User-Mintable, Privacy-Enabled NFTs on Ethereum

Sharing the technical paper behind Centrifuge’s Business NFTs

Public blockchain infrastructure is well-suited to freely create and exchange unique digital representations of anything in forms of tokens. The term non-fungible token (NFT) with the ERC-721 standard on Ethereum gained wide popularity earlier in 2018.

So far the use-cases for ERC-721 have mostly been for (crypto-)collectibles (like cats) and other on-chain assets (like virtual land parcels). By combining decentralized, private off-chain data with an on-chain NFT registry, it is possible to tokenize those private data sets. “Tokenizing” is the act of creating a unique, tradeable, trackable representation. Following a standard like ERC-721 immediately opens a broad ecosystem of wallets and exchanges to handle these tokens across a single project’s boundaries.

We already wrote about “business documents as NFTs” and are excited to now share the technical paper that describes the underlying mechanisms to mint on-chain NFTs with off-chain, private data in a decentralized way.

In this paper, we describe using an on-chain token registry, following ERC-721, with a custom mint-method, and a pointer to the off-chain asset via an NFT’s metadata. The NFT registry’s mint-method allows anyone to create a token that represents the off-chain document, who can prove their rightful ownership of the off-chain data. What “ownership” means is up to the NFT registry itself. One example, as in Centrifuge OS, of original ownership could be the proof that the token creator is the supplier that is registered on an invoice. The supplier is the original “owner” of the invoice and is the only one who can register the on-chain representation.

In the case of Centrifuge OS, one example of an NFT-registry is the one holding the tokenized representation of payment obligations of invoices. Other examples include purchase orders or sets of private company data like a company’s address. In each case, the on-chain registry enforces specific rules of who can mint a token that represents the respective data set and which conditions need to be met to create the token in the first place.

Any owner of a previously minted privacy-enabled NFT can sign requests for the off-chain data with the private key of the account that currently holds a particular token. The off-chain data store then allows the current NFT owner to interact with the private data.

While the paper describes our implementation in Centrifuge OS, the process of minting the token and providing off-chain data access can be generalized and applied to any off-chain assets and data stores.

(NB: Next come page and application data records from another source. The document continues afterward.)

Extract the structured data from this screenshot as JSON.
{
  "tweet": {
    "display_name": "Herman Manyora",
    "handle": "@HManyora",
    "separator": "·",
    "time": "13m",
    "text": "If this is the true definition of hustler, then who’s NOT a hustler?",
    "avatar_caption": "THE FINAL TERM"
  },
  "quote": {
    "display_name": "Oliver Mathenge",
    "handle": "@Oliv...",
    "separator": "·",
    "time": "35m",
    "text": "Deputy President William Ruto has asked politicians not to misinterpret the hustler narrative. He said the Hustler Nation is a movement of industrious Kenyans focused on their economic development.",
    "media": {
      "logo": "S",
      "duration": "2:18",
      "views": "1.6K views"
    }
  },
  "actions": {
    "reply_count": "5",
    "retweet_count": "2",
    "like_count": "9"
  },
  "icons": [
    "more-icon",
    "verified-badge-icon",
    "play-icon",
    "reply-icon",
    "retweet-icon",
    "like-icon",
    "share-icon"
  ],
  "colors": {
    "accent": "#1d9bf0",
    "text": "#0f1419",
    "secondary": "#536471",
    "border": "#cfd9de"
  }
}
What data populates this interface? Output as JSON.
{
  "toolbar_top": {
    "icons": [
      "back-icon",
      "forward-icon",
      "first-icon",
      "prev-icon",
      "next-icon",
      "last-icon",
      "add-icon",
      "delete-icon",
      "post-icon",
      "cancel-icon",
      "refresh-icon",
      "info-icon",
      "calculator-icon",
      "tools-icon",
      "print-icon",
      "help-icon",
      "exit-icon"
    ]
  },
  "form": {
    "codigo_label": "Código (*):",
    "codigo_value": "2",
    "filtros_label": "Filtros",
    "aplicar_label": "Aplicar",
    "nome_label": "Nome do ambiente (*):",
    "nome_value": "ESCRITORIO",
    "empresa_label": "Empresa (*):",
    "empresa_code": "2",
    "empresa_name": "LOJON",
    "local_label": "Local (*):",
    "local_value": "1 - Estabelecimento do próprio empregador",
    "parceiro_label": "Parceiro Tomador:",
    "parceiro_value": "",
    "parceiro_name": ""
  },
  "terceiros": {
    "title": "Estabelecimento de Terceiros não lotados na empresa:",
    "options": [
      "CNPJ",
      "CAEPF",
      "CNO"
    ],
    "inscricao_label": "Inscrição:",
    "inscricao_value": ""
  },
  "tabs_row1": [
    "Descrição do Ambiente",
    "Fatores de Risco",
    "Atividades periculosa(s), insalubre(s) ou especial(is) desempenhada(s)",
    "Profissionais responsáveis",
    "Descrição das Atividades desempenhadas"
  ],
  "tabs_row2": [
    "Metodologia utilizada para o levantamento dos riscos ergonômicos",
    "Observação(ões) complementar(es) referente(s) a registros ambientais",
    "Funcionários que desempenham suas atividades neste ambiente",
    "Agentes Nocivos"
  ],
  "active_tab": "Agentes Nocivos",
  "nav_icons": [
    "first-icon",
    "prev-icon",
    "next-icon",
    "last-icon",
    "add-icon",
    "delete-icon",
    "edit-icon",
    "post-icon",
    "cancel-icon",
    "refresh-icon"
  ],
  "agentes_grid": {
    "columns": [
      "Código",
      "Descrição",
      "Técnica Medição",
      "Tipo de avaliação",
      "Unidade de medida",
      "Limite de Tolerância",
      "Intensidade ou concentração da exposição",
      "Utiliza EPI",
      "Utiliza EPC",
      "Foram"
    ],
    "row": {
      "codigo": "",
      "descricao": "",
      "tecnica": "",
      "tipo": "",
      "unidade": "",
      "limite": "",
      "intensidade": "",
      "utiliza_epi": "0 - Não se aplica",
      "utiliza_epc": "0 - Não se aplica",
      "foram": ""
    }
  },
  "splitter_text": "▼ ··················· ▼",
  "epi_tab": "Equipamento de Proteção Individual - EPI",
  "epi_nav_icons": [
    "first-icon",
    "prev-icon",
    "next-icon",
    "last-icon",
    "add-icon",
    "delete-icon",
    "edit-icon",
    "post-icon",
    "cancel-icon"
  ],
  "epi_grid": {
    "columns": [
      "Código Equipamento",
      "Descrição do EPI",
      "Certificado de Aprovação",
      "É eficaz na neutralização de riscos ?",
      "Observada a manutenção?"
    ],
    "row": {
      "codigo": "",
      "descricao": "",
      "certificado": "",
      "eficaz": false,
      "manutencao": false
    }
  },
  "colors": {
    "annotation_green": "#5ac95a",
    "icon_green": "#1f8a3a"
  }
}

As always we are excited to receive feedback and find ways to improve our approach and implementation. Please find the paper here and send a note to hello@centrifuge.io with any thoughts you might have.


We would like to thank the people who took the time to read our early version of the paper, share their thoughts, proofread the document, and help us to improve our thinking and approach. A big thank you to Demian Brener, Yannick Roux, Esteban Ordano, Ha Duong, and Maximilian Fiege.